Middle Sounds Resources
If you have already taught your children how words begin and end, it’s time to make sure they can approach the whole word with confidence. Teaching middle sounds is equally as important as everything else related to sounding out new words, from understanding vowels to learning new words in their entirety. When your child or children need a little downtime, Education.com’s worksheets below will keep them entertained and learning.
When teaching students to read, we sometimes have them start with the beginning sounds of words, which are most commonly the phonetic sound of the letter, then move on to the ends of the words. The sounds in the middle we sometimes deal with last.
For that reason, it’s sometimes easiest to start with consonant vowel consonant (CVC) words. In this case, the middle vowel will almost always be short. For example, car, fox, and fun. The resources provided by Education.com above can help students quickly identify the middle sound of the words in a fun way.
Doubled vowel digraphs are easily recognizable for students, and could be a good place to start when moving beyond the CVC words. A vowel digraph
is when a two vowels are paired together to make a single sound. A doubled vowel digraph is when both vowels are the same as in feet, book, or moon.
When the two vowels aren’t the same, their sound can be slightly more complicated. The majority of the time, the resulting sound will be the long vowel sound of the first of the two vowels. Some examples of this are beneath and boat. Some digraphs, however, make a new sounds. When you put ou together, you get an ow sounds like in pout and mouth.
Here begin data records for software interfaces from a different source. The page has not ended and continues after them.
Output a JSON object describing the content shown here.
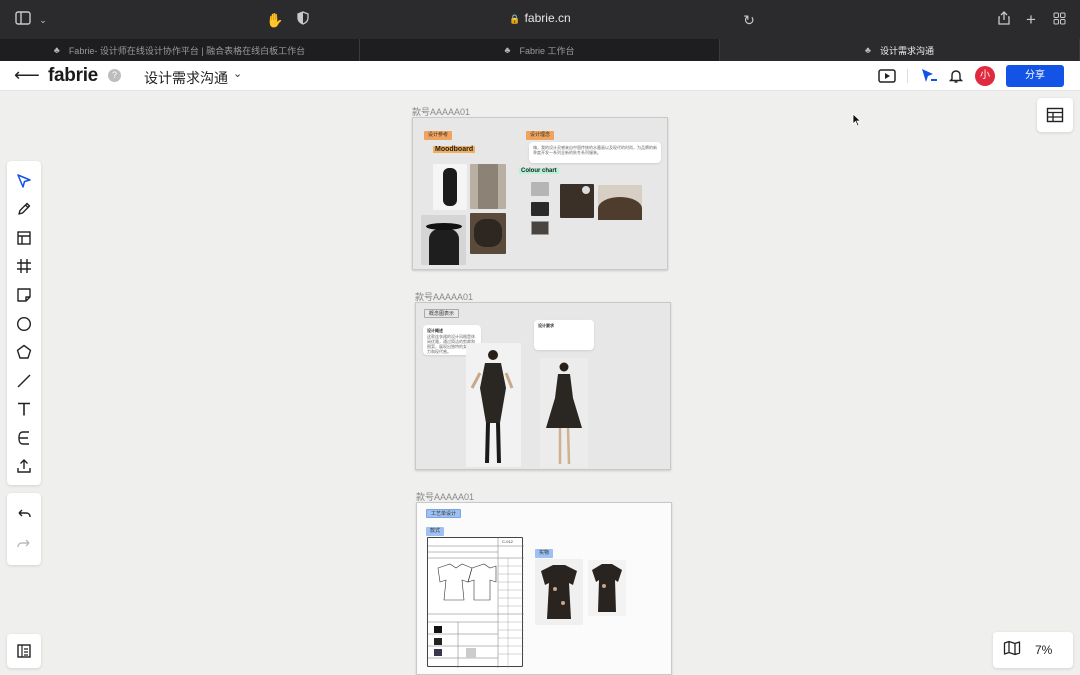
{
  "browser": {
    "url": "fabrie.cn",
    "tabs": [
      {
        "title": "Fabrie- 设计师在线设计协作平台 | 融合表格在线白板工作台",
        "active": false
      },
      {
        "title": "Fabrie 工作台",
        "active": false
      },
      {
        "title": "设计需求沟通",
        "active": true
      }
    ]
  },
  "app": {
    "logo": "fabrie",
    "help": "?",
    "doc_title": "设计需求沟通",
    "avatar_initial": "小",
    "share_label": "分享",
    "accent": "#1354e6",
    "avatar_color": "#e02a3d"
  },
  "toolbar": {
    "tools": [
      "select-icon",
      "pen-icon",
      "layout-icon",
      "frame-icon",
      "sticky-note-icon",
      "circle-icon",
      "pentagon-icon",
      "line-icon",
      "text-icon",
      "connector-icon",
      "upload-icon"
    ],
    "history": [
      "undo-icon",
      "redo-icon"
    ]
  },
  "canvas": {
    "zoom": "7%",
    "frames": [
      {
        "label": "款号AAAAA01",
        "tag_left": "设计参考",
        "tag_right": "设计理念",
        "moodboard": "Moodboard",
        "colour_chart": "Colour chart",
        "note_text": "嗨，我的设计灵感来自中国传统的水墨画以及现代的时尚，为品牌的新季度开发一系列全新的秋冬系列服装。"
      },
      {
        "label": "款号AAAAA01",
        "tag": "概念图表示",
        "note1_title": "设计概述",
        "note1_text": "这款连衣裙的设计风格是休闲优雅，通过简洁的剪裁和图案，展现出独特的女性魅力和现代感。",
        "note2_title": "设计要求"
      },
      {
        "label": "款号AAAAA01",
        "tag": "工艺单设计",
        "tag_small": "款式",
        "tag_photo": "实物",
        "sheet_title": "C-012"
      }
    ]
  }
}
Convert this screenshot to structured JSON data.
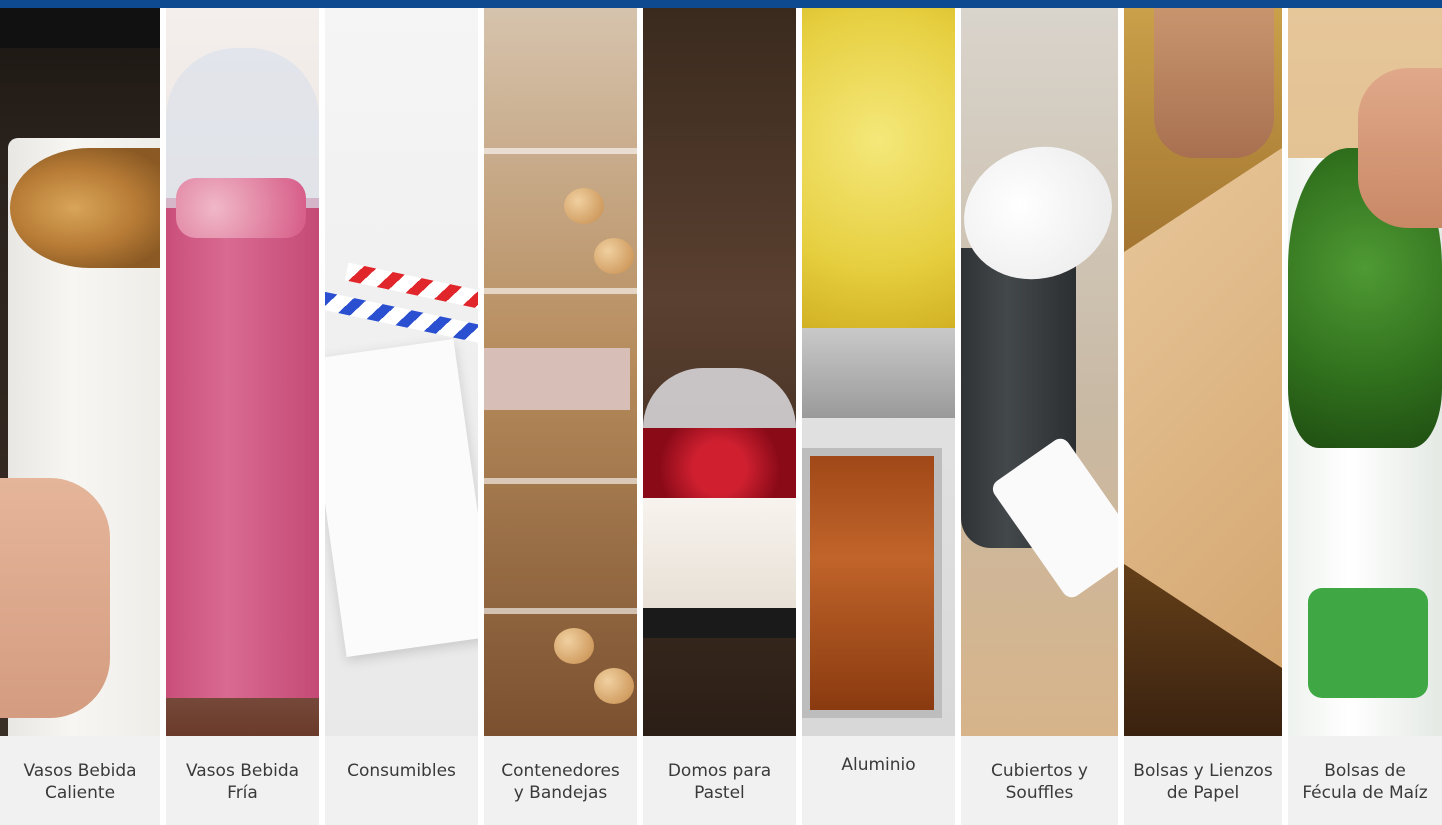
{
  "categories": [
    {
      "label": "Vasos Bebida\nCaliente"
    },
    {
      "label": "Vasos Bebida\nFría"
    },
    {
      "label": "Consumibles"
    },
    {
      "label": "Contenedores\ny Bandejas"
    },
    {
      "label": "Domos para\nPastel"
    },
    {
      "label": "Aluminio"
    },
    {
      "label": "Cubiertos y\nSouffles"
    },
    {
      "label": "Bolsas y Lienzos\nde Papel"
    },
    {
      "label": "Bolsas de\nFécula de Maíz"
    }
  ],
  "colors": {
    "top_bar": "#0e4a8f",
    "caption_bg": "#f1f1f2",
    "caption_text": "#3a3a3a"
  }
}
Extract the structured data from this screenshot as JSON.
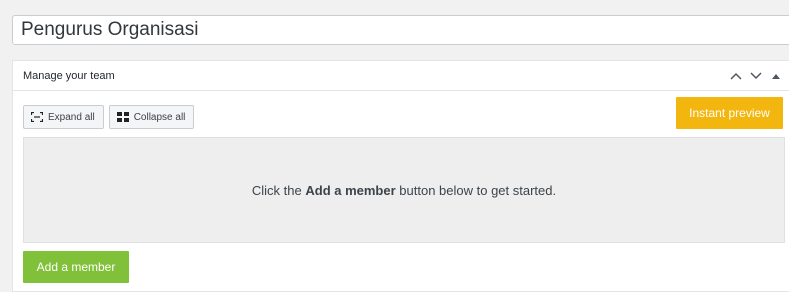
{
  "title_field": {
    "value": "Pengurus Organisasi"
  },
  "postbox": {
    "title": "Manage your team",
    "actions": {
      "move_up_icon": "chevron-up-icon",
      "move_down_icon": "chevron-down-icon",
      "toggle_icon": "caret-up-icon"
    }
  },
  "toolbar": {
    "expand_label": "Expand all",
    "expand_icon": "expand-icon",
    "collapse_label": "Collapse all",
    "collapse_icon": "collapse-icon"
  },
  "preview": {
    "label": "Instant preview"
  },
  "empty_message": {
    "prefix": "Click the ",
    "emphasis": "Add a member",
    "suffix": " button below to get started."
  },
  "add_member": {
    "label": "Add a member"
  },
  "colors": {
    "preview_button": "#f2b60f",
    "add_button": "#81c13a",
    "empty_area": "#eeeeee"
  }
}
Depending on context, some digraphs make multiple sounds. For example, ‘ea’ could make the long vowel sound as in read or the short vowel sound as in read.